DATA TO EXAMINE -
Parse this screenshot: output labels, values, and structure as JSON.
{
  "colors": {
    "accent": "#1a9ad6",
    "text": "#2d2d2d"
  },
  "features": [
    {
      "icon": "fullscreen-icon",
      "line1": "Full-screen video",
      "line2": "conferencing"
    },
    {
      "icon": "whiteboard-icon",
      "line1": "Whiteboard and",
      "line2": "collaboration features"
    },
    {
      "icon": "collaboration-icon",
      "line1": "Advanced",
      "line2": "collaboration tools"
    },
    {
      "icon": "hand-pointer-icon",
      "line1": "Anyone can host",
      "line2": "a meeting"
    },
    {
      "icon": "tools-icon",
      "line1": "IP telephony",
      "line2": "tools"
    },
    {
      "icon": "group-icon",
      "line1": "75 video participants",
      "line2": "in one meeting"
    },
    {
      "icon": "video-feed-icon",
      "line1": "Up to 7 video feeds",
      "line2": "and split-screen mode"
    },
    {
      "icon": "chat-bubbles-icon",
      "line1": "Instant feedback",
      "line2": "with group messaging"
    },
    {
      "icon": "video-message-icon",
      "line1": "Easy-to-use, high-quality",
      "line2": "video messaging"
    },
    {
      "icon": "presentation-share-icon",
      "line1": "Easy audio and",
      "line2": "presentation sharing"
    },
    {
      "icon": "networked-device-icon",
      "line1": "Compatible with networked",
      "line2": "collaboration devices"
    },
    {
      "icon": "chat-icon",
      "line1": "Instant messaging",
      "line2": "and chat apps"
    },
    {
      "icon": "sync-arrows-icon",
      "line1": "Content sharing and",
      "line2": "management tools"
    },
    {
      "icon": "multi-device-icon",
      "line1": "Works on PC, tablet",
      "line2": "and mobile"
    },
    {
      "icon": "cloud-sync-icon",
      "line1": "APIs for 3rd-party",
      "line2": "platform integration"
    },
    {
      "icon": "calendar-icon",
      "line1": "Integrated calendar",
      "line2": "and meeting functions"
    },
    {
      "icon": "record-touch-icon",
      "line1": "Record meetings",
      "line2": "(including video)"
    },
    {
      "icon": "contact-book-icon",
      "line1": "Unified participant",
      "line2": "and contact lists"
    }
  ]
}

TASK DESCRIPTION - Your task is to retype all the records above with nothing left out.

FINISHED EXERCISE -
Parse this screenshot: output labels, values, and structure as JSON.
{
  "colors": {
    "accent": "#1a9ad6",
    "text": "#2d2d2d"
  },
  "features": [
    {
      "icon": "fullscreen-icon",
      "line1": "Full-screen video",
      "line2": "conferencing"
    },
    {
      "icon": "whiteboard-icon",
      "line1": "Whiteboard and",
      "line2": "collaboration features"
    },
    {
      "icon": "collaboration-icon",
      "line1": "Advanced",
      "line2": "collaboration tools"
    },
    {
      "icon": "hand-pointer-icon",
      "line1": "Anyone can host",
      "line2": "a meeting"
    },
    {
      "icon": "tools-icon",
      "line1": "IP telephony",
      "line2": "tools"
    },
    {
      "icon": "group-icon",
      "line1": "75 video participants",
      "line2": "in one meeting"
    },
    {
      "icon": "video-feed-icon",
      "line1": "Up to 7 video feeds",
      "line2": "and split-screen mode"
    },
    {
      "icon": "chat-bubbles-icon",
      "line1": "Instant feedback",
      "line2": "with group messaging"
    },
    {
      "icon": "video-message-icon",
      "line1": "Easy-to-use, high-quality",
      "line2": "video messaging"
    },
    {
      "icon": "presentation-share-icon",
      "line1": "Easy audio and",
      "line2": "presentation sharing"
    },
    {
      "icon": "networked-device-icon",
      "line1": "Compatible with networked",
      "line2": "collaboration devices"
    },
    {
      "icon": "chat-icon",
      "line1": "Instant messaging",
      "line2": "and chat apps"
    },
    {
      "icon": "sync-arrows-icon",
      "line1": "Content sharing and",
      "line2": "management tools"
    },
    {
      "icon": "multi-device-icon",
      "line1": "Works on PC, tablet",
      "line2": "and mobile"
    },
    {
      "icon": "cloud-sync-icon",
      "line1": "APIs for 3rd-party",
      "line2": "platform integration"
    },
    {
      "icon": "calendar-icon",
      "line1": "Integrated calendar",
      "line2": "and meeting functions"
    },
    {
      "icon": "record-touch-icon",
      "line1": "Record meetings",
      "line2": "(including video)"
    },
    {
      "icon": "contact-book-icon",
      "line1": "Unified participant",
      "line2": "and contact lists"
    }
  ]
}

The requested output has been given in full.